You Can’t See the Food Desert for the Trees


My friend lives on the tree streets in Bangor, near Eastern Maine Medical Center. If you’re not familiar with Bangor, the tree streets, named for trees, define a desirable section of the city, a neighborhood of shaded backyards, where you can walk your dog to a park down the street past a mixture of single-family homes and rentals.

My friend and her husband would like to get rid of one of their cars. But they both have jobs. And despite living in one of the better parts of town, they find themselves stranded when it comes to basic services.

“How do you go grocery shopping without a car?” she asked me recently. “I live in a food desert. The nearest grocery stores are all about three miles away. And there’s no convenient bus you can take to any of them.”

A quick glance at Bangor’s geography proves her point. Though the neighborhood is dotted with what I call “beer stores,” there’s no place nearby to purchase produce, meats, grains and spices to cook tonight’s dinner. The nearest grocery stores are the Hannaford on Broadway, the Hannaford at the Bangor Mall, and the Shaw’s on Main Street.

“There’s no real food within easy reach of bus or bicycle,” my friend says. “I’m stuck in a walking neighborhood with two cars.”

To get to the Hannaford on Broadway, my friend would have to meet the incoming Old Town bus on State Street, change to the Center Street bus downtown, and then repeat the process in reverse with groceries. A trip to Shaw’s would likewise require two buses, the Old Town and the Hampden bus, which no longer runs on Saturdays. To get to the Hannaford at the Mall, she would need to walk several blocks to and from Mount Hope Avenue.

All three are reachable, with some effort, on a bicycle, but grocery shopping by bike requires some sturdy containers and limits the amount of food you can bring home.

When I lived alone without a car, I rented an apartment on Ohio Street and took the Capehart bus up to the Hannaford on Union Street.
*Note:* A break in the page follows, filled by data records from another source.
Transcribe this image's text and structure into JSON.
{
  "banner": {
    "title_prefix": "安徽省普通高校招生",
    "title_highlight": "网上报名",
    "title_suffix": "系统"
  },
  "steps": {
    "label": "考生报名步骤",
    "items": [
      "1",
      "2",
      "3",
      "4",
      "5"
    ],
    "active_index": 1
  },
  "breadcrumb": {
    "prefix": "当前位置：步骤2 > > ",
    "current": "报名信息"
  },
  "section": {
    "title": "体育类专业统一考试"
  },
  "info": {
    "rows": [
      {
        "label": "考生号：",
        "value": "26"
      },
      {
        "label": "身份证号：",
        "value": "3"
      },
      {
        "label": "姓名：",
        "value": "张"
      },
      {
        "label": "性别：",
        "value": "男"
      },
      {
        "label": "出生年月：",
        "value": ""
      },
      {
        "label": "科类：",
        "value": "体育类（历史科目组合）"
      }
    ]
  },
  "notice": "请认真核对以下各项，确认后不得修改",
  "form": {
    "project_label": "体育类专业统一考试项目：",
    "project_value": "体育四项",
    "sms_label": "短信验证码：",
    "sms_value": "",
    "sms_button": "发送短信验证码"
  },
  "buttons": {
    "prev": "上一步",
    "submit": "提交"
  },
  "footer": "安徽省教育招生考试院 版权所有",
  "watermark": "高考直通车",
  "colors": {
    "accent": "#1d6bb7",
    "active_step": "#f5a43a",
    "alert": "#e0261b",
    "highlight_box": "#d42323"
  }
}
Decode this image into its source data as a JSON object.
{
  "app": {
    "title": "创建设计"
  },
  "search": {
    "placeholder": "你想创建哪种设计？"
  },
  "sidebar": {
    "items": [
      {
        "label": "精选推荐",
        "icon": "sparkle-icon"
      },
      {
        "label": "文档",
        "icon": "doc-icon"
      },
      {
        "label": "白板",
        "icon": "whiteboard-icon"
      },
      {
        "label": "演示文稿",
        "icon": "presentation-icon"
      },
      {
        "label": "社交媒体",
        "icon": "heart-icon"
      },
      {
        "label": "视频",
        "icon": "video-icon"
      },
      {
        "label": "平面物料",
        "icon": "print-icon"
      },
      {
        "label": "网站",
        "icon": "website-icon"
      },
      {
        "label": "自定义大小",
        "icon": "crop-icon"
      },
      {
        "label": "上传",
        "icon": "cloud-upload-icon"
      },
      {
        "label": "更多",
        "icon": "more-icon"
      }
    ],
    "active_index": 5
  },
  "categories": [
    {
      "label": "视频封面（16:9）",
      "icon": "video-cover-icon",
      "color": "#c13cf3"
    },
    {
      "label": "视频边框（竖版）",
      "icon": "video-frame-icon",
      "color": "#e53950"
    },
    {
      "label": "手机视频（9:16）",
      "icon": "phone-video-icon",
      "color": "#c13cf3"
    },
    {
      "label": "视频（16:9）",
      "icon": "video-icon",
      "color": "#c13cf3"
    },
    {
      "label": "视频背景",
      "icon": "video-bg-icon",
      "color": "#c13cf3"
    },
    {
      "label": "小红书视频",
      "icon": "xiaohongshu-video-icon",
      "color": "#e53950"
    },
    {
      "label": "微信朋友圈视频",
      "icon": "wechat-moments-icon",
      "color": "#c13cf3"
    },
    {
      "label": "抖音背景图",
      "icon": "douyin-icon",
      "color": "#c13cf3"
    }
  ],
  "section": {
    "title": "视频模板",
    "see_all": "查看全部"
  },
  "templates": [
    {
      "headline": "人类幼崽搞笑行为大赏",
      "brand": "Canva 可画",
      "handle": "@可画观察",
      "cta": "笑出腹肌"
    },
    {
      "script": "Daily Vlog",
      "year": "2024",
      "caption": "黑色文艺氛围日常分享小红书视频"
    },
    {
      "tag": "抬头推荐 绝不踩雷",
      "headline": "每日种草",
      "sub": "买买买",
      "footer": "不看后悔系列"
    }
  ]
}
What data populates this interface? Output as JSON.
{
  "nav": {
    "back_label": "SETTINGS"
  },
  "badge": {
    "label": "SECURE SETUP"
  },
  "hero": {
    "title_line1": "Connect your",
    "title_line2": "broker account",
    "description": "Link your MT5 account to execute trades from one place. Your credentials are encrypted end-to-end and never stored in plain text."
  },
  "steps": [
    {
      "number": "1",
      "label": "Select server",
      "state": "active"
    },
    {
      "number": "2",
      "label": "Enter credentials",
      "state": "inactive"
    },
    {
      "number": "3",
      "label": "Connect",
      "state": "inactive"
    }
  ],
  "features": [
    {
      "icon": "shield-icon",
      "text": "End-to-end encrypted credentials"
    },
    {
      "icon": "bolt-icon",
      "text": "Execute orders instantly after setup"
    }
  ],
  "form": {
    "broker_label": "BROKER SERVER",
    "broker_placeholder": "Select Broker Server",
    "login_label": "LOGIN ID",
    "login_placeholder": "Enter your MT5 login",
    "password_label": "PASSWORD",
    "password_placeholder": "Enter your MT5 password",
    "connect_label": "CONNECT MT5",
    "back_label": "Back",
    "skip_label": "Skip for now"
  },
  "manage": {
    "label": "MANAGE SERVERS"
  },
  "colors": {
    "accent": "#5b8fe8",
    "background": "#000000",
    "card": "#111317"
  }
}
One reason I picked the place was that it lay on a convenient bus route. The decision to live without a car involves many choices, including location.

I also tried to shop at stores within a small radius of my home, although this was not always possible. It’s surprising how far you may have to go for an ink cartridge or a cantaloupe. I bought bread at local bakeries and meat and vegetables at the farmers’ market. (Beer, needless to say, was never a problem.)

But my friend’s conundrum raises an interesting question, independent of whether or not her neighborhood is adequately served by the bus. Why has it become next to impossible to buy real food anywhere but a supermarket? What has happened to drive neighborhood grocery stores into extinction? Why does it seem so hard for small, pedestrian-oriented stores to stay in business?

You can hardly fault the bus system for not linking all neighborhoods conveniently to grocery stores. The dominance of large stores pushes people into cars, even if they want to walk, bus and bicycle more. Those stores are always surrounded by large parking lots off major traffic avenues, where parking is free and everything is geared to the car. There’s a drive-through ATM nearby, and a drive-thru Dunkin’ Donuts and a drive-thru Taco Bell. Every economic incentive encourages businesses to cater to car customers. We design and build our cities on an automotive rather than a human scale.

People who use the bus to do their grocery shopping not only have to make more frequent trips to the store, on each trip they’re helping to pay for people who drive there. Shaw’s and Hannaford pay to keep up their parking lots, and a bit of that cost gets passed along to every customer. But bus passengers, pedestrians and bicyclists don’t need parking spaces. Why should they pay for them?

Incentives that steered people in the other direction – away from their cars rather than into them – might include discounts on groceries with a monthly bus pass, and subsidies for smaller neighborhood stores.

My friend speaks wistfully of opening a small neighborhood market and offering cooking classes in conjunction with it. Would such an idea take off? Who knows? Evidence suggests it would be difficult. It’s easier to go to the drive-thru for a burger and leave the shopping for the weekend. It’s also a preposterous way to live. Food for thought.

Hank Garfield

About Hank Garfield

Hank's writing has appeared in San Diego Magazine, the Los Angeles Times, The Magazine of Fantasy and Science Fiction, Downeast, Bangor Metro, and elsewhere. He is the author of five published novels, and is now seeking a publisher for his recently-completed novel, A Sprauling Family Saga.